### YOUR TASK
Search the entries below for the string "kind" and copy the lines that hold it.

(Web page and app entries)
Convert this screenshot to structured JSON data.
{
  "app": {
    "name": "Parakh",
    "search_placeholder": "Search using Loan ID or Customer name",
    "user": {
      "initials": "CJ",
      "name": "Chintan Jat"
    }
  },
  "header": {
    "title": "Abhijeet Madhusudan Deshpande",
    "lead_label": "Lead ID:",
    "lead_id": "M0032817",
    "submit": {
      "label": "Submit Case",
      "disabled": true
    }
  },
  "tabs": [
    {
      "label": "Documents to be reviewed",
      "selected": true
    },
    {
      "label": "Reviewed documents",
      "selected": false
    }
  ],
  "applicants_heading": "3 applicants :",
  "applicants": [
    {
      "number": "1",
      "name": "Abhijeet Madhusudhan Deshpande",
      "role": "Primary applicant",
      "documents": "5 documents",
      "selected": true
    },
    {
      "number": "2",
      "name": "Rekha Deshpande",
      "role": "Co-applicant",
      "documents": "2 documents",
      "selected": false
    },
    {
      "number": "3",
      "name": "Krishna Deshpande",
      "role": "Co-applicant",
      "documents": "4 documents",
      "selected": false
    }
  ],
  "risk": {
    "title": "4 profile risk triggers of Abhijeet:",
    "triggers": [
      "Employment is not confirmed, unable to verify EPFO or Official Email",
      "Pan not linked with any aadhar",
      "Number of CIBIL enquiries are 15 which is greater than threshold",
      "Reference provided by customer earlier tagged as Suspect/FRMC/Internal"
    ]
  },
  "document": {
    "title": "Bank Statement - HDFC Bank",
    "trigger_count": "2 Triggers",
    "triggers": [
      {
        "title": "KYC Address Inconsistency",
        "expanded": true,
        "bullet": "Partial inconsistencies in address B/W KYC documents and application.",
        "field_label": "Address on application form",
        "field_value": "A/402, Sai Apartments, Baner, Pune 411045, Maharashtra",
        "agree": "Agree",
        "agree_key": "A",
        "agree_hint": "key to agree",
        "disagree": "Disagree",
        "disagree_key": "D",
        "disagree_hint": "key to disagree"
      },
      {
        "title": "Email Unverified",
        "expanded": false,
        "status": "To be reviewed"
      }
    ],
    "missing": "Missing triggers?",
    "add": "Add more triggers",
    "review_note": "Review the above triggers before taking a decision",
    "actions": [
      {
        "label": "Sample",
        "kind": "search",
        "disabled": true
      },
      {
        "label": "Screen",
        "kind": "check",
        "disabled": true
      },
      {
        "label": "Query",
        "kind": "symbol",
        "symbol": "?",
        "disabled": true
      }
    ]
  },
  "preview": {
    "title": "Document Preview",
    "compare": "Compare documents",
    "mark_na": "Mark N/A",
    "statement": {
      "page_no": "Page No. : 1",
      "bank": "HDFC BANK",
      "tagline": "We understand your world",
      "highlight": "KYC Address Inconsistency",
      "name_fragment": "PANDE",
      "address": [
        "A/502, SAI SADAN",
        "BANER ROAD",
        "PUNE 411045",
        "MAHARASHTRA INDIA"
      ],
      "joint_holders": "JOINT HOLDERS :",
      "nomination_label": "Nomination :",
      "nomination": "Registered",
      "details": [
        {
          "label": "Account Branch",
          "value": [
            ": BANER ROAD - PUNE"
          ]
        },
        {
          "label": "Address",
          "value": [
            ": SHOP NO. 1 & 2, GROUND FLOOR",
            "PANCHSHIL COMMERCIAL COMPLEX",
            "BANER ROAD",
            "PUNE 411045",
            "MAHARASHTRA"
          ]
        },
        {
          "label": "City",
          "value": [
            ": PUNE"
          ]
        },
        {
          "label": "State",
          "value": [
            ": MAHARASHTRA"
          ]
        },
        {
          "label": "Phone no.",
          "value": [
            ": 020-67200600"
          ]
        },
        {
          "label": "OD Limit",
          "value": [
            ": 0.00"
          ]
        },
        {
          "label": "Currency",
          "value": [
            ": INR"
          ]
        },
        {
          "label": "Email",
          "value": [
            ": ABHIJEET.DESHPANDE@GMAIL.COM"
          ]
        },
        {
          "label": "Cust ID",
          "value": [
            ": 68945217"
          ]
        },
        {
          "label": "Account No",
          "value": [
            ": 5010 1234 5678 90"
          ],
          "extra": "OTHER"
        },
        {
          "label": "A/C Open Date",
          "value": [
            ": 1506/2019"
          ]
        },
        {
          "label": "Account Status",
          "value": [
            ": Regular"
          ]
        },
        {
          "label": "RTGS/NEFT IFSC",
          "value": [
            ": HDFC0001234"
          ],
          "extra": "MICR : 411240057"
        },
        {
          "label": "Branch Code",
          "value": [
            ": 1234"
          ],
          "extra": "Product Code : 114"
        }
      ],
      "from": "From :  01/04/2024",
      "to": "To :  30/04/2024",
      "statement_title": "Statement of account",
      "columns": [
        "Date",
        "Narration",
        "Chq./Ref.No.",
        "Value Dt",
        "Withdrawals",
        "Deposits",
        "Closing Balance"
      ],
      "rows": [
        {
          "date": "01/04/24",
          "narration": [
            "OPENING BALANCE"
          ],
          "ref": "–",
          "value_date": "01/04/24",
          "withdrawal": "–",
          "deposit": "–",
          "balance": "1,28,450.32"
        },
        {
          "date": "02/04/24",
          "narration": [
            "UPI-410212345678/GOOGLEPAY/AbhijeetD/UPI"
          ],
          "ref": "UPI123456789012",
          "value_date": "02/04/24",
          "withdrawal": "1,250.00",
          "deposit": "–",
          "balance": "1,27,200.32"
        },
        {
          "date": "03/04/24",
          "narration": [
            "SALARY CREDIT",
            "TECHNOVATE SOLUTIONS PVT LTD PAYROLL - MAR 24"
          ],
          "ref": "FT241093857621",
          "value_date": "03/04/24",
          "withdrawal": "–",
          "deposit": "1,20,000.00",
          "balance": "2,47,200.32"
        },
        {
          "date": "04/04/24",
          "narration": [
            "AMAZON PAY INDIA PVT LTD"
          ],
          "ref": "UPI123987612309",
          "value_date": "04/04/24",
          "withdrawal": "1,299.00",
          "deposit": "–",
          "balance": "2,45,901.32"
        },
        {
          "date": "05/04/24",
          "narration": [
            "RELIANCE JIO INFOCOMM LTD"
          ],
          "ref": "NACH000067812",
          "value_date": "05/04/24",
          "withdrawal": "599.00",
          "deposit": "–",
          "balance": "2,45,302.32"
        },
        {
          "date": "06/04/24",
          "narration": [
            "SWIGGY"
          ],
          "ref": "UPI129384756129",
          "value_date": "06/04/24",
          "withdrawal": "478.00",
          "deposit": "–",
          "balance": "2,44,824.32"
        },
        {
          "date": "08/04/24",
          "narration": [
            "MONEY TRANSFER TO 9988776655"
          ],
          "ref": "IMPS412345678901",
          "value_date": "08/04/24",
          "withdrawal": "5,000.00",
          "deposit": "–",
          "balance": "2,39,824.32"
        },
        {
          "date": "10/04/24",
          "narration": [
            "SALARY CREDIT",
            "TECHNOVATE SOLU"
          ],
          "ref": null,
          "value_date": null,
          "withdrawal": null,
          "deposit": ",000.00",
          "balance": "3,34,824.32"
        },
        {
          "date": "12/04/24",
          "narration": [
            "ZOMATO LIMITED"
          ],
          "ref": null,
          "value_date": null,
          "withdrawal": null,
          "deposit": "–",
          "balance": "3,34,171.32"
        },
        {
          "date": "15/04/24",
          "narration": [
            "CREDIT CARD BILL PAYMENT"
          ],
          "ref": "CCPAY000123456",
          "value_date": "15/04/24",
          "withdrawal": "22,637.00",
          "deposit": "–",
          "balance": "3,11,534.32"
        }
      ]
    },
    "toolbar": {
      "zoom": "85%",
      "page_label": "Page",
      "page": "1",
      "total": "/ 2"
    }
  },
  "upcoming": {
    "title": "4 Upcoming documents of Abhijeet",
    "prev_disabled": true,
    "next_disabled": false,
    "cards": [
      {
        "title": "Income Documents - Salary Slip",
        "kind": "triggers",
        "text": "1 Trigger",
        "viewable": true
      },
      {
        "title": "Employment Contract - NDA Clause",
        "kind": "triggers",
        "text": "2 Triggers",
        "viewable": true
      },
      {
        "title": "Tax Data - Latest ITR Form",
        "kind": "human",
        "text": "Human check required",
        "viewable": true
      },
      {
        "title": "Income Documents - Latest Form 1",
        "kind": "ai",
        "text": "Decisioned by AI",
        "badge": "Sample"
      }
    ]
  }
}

### EXERCISE OUTPUT
        "kind": "search",
        "kind": "check",
        "kind": "symbol",
        "kind": "triggers",
        "kind": "triggers",
        "kind": "human",
        "kind": "ai",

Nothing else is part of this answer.